Isn’t the minimum wage a job killer for small businesses? Continue reading “ICYMI: ILEPI on Chicago Tonight Discussing Minimum Wage”

About That… Addressing Illinois Unemployment

Frank Manzo IV is the Policy Director of the Illinois Economic Policy Institute (ILEPI). Visit ILEPI at or follow ILEPI on Twitter @illinoisEPI.

Today the Bureau of Labor Statistics published its monthly “Regional and State Employment and Unemployment” report. At 8.9 percent, the Illinois unemployment rate is 4th highest in the nation, behind only Nevada (9.3 percent), Rhode Island (9.2 percent), and Michigan (9.0 percent[1]). Since September 1, the Illinois unemployment rate has fallen by 0.3 percentage points, the number of unemployed individuals has declined by 22,436 individuals, and the number of residents with a job has increased by 16,079.

These numbers raise two important issues. First, in the absence of the government shutdown of October 1 to October 16, the Illinois unemployment rate would have been lower, likely by a tenth of a percentage point. Second, compared to the U.S. unemployment rate of 7.3 percent (which ticked up in part due to the government shutdown), the Illinois rate remains significantly elevated.

On October 1, 2013, ILEPI published a report in which we asked, “Who are the unemployed in Illinois?” Our analysis was based on monthly CPS-ORG data and was adjusted to the levels of September 1, 2013 when the Illinois unemployment rate was 9.2 percent and 602,000 residents were out of work. We found that the unemployed are disproportionately male, young, and African-American and Latino/a, although white workers still constitute a majority (53.9%) of the unemployed. Those with lower levels of education are also overrepresented in the unemployment pool, but there were still 109,000 unemployed individuals with at least a bachelor’s degree in Illinois.

Additionally, particular industries had also been hit harder than others. 16.8 percent of all construction workers were out of work and the arts and entertainment services (15.5 percent), accommodation services (15.2 percent), and food services (14.2 percent) industries all followed. In total, workers from just five industries made up over half of all unemployed workers in Illinois. Although at 5.2 percent, the combined education, health, and social services sector had an unemployment rate well below the state’s average, it was the most frequent industry of previous employment in the unemployment pool, at 76,000 workers. 71,000 individuals from the professional, science, and management services sector were also out of work as well as 63,000 construction workers, 61,000 retail trade employees, and 59,000 food services workers are unemployed in 2013.

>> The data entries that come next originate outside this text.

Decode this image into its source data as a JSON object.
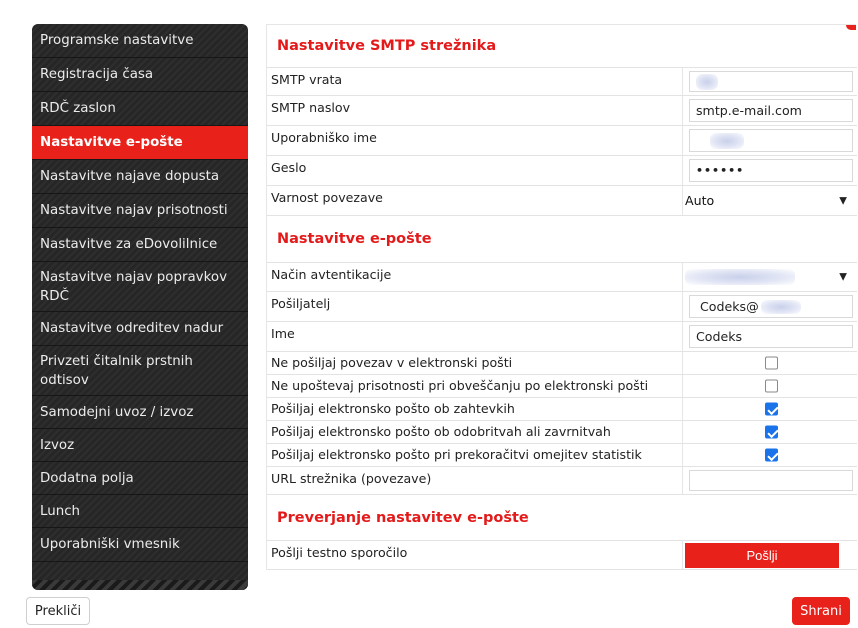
{
  "sidebar": {
    "items": [
      {
        "label": "Programske nastavitve",
        "active": false
      },
      {
        "label": "Registracija časa",
        "active": false
      },
      {
        "label": "RDČ zaslon",
        "active": false
      },
      {
        "label": "Nastavitve e-pošte",
        "active": true
      },
      {
        "label": "Nastavitve najave dopusta",
        "active": false
      },
      {
        "label": "Nastavitve najav prisotnosti",
        "active": false
      },
      {
        "label": "Nastavitve za eDovolilnice",
        "active": false
      },
      {
        "label": "Nastavitve najav popravkov RDČ",
        "active": false
      },
      {
        "label": "Nastavitve odreditev nadur",
        "active": false
      },
      {
        "label": "Privzeti čitalnik prstnih odtisov",
        "active": false
      },
      {
        "label": "Samodejni uvoz / izvoz",
        "active": false
      },
      {
        "label": "Izvoz",
        "active": false
      },
      {
        "label": "Dodatna polja",
        "active": false
      },
      {
        "label": "Lunch",
        "active": false
      },
      {
        "label": "Uporabniški vmesnik",
        "active": false
      }
    ]
  },
  "smtp": {
    "title": "Nastavitve SMTP strežnika",
    "port_label": "SMTP vrata",
    "address_label": "SMTP naslov",
    "address_value": "smtp.e-mail.com",
    "username_label": "Uporabniško ime",
    "password_label": "Geslo",
    "password_value": "••••••",
    "security_label": "Varnost povezave",
    "security_value": "Auto"
  },
  "email": {
    "title": "Nastavitve e-pošte",
    "auth_label": "Način avtentikacije",
    "sender_label": "Pošiljatelj",
    "sender_value": "Codeks@",
    "name_label": "Ime",
    "name_value": "Codeks",
    "checkboxes": [
      {
        "label": "Ne pošiljaj povezav v elektronski pošti",
        "checked": false
      },
      {
        "label": "Ne upoštevaj prisotnosti pri obveščanju po elektronski pošti",
        "checked": false
      },
      {
        "label": "Pošiljaj elektronsko pošto ob zahtevkih",
        "checked": true
      },
      {
        "label": "Pošiljaj elektronsko pošto ob odobritvah ali zavrnitvah",
        "checked": true
      },
      {
        "label": "Pošiljaj elektronsko pošto pri prekoračitvi omejitev statistik",
        "checked": true
      }
    ],
    "url_label": "URL strežnika (povezave)"
  },
  "verify": {
    "title": "Preverjanje nastavitev e-pošte",
    "send_test_label": "Pošlji testno sporočilo",
    "send_button": "Pošlji"
  },
  "footer": {
    "cancel_label": "Prekliči",
    "save_label": "Shrani"
  },
  "colors": {
    "accent": "#e8211a",
    "sidebar_bg": "#262626",
    "checkbox_checked": "#1a73e8"
  }
}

Given that Illinois’ unemployment rate only slightly declined since the end of August and that the pool of unemployed workers remains at 580,000 residents, it seems likely that around 60,000 workers are still unemployed in each of those five industries today.

Illinois workers need sensible, “high-road” policy solutions that spur the state economy, pay long-term dividends, and reduce unemployment in these sectors.

First, Illinois needs to increase infrastructure investment. To update and improve the state’s deteriorating infrastructure to meet the needs of the state’s current and future population and to address the short-term problems of construction unemployment and weakened consumer demand in local economies, the state must escalate public infrastructure spending. In Illinois, raising nonresidential construction employment by 1,000 workers actually generates 669 additional jobs and $104.2 million in new economic activity in other industries that would not otherwise occur. Of these 669 jobs, the four other industries with the largest amounts of unemployed workers increase employment most: Continue reading “About That… Addressing Illinois Unemployment”